OK, so you have come to the conclusion that you have to take control of your financial life and you are ready to do it. Now is as good a time as any and this will be easier than you think.
Step 1. Forget about the Past*
* Past performance is not a guarantee of future results.
Whatever happened in the past, bad investments, failure to save, stock market crashes or mountains of debt, aren’t going to help you to feel good about yourself. So, say goodbye and think about this as a fresh new start. If you have had some past successes, congratulate yourself and think about this as stretching for new heights. If you’ve had some ups and downs, congratulate yourself for getting started and consider the lumps to have been a valuable lesson.
Step 2 – Create a Financial Plan
OK, I know that I’m about to lose some of you right here. Don’t panic! Creating a financial plan is way easier than you may think. For those who are “financially-challenged” I will provide a template:
- Save 10% of your Net Income. (Yes, you can do this.)
- Pay 20% Toward Reducing your Debt. (You can do this too.)
- Live Well on 70% of your Net Income. (Of course, you can.)
Note: If you don’t like my financial plan, please feel free to create your own. Just make sure that it doesn’t include winning the lottery or refinancing your house to buy an H2. Be realistic with your self. If you make a lot more money than you used to and you still can’t afford to save 10%, then you should to consider modest lifestyle changes. If your debt is so severe that you can’t pay it down with 20%, then you need to stop accumulating debt immediately. If you don’t think that it is acceptable to live on 70% of your income, then try to visualize living on 30% in your retirement.
Step 3 – Make Investment Goals
Once again, this is pretty easy. But, everybody’s situation is different. For most people, who are just starting out, here are a couple of goals that I used in my planning:
- Retirement (At least 50% of your savings)
- Purchase a House (Your best investment)
- Emergency / Rainy Day Fund
- College Funds for your Children
- Accumulate Wealth
Notes: If you are getting up there in age and you haven’t properly funded your retirement, skip the rest of the goals and put 100% away toward retirement. Don’t try to support your adult children, in college or otherwise, if you aren’t prepared for retirement. I know this sounds cruel. But, your children can always take out student loans and they will have decades of income to pay them off. You, on the other hand, may only have a few years left to get prepared. Trust me. Your children will understand, as long as they don’t have to help support you in retirement.
Step 4 – Start Investing Now
If you are new to investing and you have no idea where to start, here are some great ideas:
Retirement – Do you have a company-sponsored 401K plan ? Take advantage of the immediate tax savings of a 401K. If your company matches your contributions, then you are truly lucky. I strongly recommend investing to the maximum of the matching. Matching funds are free, tax-deferred money. It doesn’t get any better. If your company doesn’t offer a retirement plan or you are self-employed, consider starting an IRA (Individual Retirement Account).

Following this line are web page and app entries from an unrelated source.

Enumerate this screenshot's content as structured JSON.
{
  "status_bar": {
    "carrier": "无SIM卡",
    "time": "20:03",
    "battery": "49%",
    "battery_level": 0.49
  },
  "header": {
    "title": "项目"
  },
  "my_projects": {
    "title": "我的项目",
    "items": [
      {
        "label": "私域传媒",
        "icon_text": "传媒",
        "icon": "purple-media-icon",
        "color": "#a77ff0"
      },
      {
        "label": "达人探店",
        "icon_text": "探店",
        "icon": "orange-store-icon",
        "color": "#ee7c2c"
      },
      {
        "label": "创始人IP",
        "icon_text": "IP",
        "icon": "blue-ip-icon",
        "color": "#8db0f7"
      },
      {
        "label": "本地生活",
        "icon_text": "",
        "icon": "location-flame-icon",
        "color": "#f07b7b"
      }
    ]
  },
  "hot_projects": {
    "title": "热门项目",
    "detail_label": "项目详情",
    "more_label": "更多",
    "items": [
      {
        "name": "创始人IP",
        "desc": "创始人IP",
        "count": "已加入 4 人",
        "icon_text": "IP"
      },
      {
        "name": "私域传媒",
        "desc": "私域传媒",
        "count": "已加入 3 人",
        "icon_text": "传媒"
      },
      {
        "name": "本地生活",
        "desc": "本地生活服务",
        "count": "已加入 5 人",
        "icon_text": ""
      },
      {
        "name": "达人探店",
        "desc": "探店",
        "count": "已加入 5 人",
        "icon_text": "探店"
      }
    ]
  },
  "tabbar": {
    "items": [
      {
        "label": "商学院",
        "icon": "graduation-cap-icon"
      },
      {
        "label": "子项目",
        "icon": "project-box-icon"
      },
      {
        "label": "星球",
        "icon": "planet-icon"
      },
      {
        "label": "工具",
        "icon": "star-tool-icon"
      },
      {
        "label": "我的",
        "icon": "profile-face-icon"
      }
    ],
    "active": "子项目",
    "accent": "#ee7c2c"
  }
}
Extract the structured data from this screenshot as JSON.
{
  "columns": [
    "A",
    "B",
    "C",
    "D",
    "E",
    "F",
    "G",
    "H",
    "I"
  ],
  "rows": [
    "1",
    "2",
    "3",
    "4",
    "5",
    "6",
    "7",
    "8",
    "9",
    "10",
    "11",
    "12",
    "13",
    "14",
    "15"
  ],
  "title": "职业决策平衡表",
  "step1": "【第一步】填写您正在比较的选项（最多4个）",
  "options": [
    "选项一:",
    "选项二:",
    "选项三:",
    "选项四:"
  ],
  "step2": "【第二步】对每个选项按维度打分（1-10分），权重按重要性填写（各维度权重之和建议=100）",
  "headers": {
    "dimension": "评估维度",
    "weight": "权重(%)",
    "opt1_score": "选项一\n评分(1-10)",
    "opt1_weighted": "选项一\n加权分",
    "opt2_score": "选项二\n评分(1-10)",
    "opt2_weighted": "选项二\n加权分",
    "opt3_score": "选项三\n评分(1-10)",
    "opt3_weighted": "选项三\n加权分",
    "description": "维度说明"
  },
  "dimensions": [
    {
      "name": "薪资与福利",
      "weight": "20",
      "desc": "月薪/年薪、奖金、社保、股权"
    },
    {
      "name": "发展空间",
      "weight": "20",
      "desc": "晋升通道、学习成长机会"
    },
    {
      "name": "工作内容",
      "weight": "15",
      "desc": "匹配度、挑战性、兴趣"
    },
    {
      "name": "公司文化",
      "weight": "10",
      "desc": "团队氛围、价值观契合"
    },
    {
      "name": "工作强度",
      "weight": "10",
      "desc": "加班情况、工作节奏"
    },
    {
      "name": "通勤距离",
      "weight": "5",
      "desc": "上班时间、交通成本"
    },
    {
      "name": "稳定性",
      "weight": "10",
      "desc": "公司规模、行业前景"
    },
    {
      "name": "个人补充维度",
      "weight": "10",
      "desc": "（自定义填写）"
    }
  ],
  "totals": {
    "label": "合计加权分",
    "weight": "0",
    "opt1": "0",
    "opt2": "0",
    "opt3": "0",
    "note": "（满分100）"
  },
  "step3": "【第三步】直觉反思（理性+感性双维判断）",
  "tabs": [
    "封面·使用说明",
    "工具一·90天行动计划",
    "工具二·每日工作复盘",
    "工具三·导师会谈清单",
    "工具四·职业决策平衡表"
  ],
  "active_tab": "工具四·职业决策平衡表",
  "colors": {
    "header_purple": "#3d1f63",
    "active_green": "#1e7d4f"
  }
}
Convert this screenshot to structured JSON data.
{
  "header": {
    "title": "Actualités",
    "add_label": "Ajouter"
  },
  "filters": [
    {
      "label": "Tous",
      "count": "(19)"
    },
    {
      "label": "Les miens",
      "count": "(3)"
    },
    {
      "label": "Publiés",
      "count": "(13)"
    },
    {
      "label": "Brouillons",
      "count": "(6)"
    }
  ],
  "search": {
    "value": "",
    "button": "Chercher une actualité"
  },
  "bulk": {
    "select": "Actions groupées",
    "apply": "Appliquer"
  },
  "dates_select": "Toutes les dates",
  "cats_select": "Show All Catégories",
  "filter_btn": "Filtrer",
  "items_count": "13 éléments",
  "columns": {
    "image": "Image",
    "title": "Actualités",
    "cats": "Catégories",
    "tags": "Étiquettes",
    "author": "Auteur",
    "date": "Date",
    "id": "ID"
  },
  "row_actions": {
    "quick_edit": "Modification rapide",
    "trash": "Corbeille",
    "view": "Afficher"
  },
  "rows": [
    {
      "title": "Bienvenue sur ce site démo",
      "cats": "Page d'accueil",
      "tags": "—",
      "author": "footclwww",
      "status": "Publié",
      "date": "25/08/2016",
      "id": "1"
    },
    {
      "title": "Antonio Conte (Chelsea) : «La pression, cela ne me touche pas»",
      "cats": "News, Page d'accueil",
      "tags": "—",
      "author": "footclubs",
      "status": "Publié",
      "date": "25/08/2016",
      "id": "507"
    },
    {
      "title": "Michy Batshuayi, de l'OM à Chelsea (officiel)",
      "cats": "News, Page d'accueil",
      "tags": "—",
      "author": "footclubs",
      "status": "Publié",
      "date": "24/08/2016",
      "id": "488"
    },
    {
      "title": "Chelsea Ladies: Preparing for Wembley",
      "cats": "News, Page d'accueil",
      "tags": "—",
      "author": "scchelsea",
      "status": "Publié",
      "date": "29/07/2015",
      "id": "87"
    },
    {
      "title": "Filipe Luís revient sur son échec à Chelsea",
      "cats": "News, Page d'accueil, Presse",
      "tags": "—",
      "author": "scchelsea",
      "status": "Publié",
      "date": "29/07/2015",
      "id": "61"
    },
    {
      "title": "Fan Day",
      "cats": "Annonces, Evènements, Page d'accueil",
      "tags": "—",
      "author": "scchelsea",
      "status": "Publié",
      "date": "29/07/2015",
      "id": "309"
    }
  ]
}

The bottom line for retirement planning is that you need to save a substantial amount of money to support yourself. Start as soon as possible and save as much as possible. Never take the money out of retirement accounts, unless absolutely necessary. Not only will you be taxed and penalized, but you will lose all of the potential future income from that investment. The small amount of money you pocket now, after taxes and penalties, could be worth a lot of future money in retirement.
This is an extremely simplified conversation on retirement planning. Whole books have been written on this subject and you should consider reading a few if you are confused or unsure of what to do. This is your future, take it seriously. I will elaborate more on this subject in future posts.
Mutual Funds – If you are new to investing, I recommend considering a good no-load mutual fund. This is a great first investment for most people. It’s about as simple and convenient as a bank account, almost anyone can afford to invest in them and you can track their progress on a daily basis. On top of all that, you can choose the type of account that meets your investment objectives. Once again, this is a very complex subject. I will fill in the details in a future post.
Step 5 – Track your Progress
Now that all of the hard work has been done, don’t go to sleep on your investments. You will need to review your investments carefully at least once a year. Here is what you need to watch for:
- Make sure that your investments are performing well.
- Make sure that your investments haven’t changed on you.
- Make sure that your investments still match your goals.
- Make sure that you are saving enough to meet your goals.
Notes: Be very wary if your mutual fund dramatically underperforms the market, changes it’s investment objectives, consolidates with other mutual funds, is under SEC review or changes it’s fund manager. These are all good signs that you should be finding a new fund.
Well, that’s about all there is to it. Just kidding!!! It takes a lot of time and energy to invest wisely and obtain consistent results. But, it’s well worth it. If you think that it’s too much of a headache, just consider the alternative.
Start simple. Start small. Then, work your way up from there.